Task item — Whenever a line in the data below includes the string "screenshot", copy it out.

(Saved data entries)
((

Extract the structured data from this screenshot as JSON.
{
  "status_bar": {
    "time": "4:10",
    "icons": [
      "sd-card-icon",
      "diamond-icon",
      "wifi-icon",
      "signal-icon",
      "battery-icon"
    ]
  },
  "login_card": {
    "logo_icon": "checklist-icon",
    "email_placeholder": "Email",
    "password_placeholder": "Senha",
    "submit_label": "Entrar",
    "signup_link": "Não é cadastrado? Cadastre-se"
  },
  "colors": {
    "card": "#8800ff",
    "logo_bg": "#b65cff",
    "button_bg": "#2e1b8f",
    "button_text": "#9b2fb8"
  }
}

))
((

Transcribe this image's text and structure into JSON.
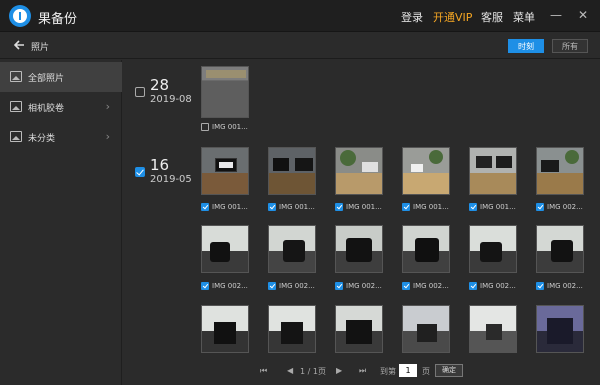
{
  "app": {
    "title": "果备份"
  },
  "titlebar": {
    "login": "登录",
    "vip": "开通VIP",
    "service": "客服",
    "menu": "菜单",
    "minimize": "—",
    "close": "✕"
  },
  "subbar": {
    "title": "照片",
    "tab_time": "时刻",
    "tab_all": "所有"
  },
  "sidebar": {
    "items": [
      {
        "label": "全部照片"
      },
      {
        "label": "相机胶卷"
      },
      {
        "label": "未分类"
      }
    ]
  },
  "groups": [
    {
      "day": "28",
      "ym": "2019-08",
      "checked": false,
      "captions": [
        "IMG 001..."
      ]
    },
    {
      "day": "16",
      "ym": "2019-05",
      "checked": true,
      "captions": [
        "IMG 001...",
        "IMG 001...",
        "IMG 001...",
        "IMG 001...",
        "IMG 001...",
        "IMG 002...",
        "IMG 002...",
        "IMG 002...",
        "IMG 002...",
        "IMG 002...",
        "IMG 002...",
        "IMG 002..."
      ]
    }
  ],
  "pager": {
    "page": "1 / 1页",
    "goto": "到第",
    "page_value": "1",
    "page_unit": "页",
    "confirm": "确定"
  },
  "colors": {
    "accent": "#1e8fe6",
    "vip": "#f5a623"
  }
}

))
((

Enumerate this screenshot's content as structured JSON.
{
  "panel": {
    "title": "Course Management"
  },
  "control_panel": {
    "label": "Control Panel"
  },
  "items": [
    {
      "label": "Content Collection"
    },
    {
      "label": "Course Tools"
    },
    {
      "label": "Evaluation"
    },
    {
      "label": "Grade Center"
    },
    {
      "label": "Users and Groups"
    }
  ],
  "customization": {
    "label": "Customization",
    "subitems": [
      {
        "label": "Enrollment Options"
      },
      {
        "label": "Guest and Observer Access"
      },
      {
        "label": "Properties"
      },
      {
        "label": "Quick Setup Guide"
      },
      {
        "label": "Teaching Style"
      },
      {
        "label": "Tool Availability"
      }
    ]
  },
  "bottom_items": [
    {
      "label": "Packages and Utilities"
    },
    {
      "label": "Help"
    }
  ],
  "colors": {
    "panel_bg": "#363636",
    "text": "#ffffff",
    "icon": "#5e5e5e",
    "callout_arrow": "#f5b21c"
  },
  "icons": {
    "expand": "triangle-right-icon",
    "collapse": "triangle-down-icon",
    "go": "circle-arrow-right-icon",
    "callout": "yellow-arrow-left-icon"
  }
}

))

Response box —
Extract the structured data from this screenshot as JSON.
Enumerate this screenshot's content as structured JSON.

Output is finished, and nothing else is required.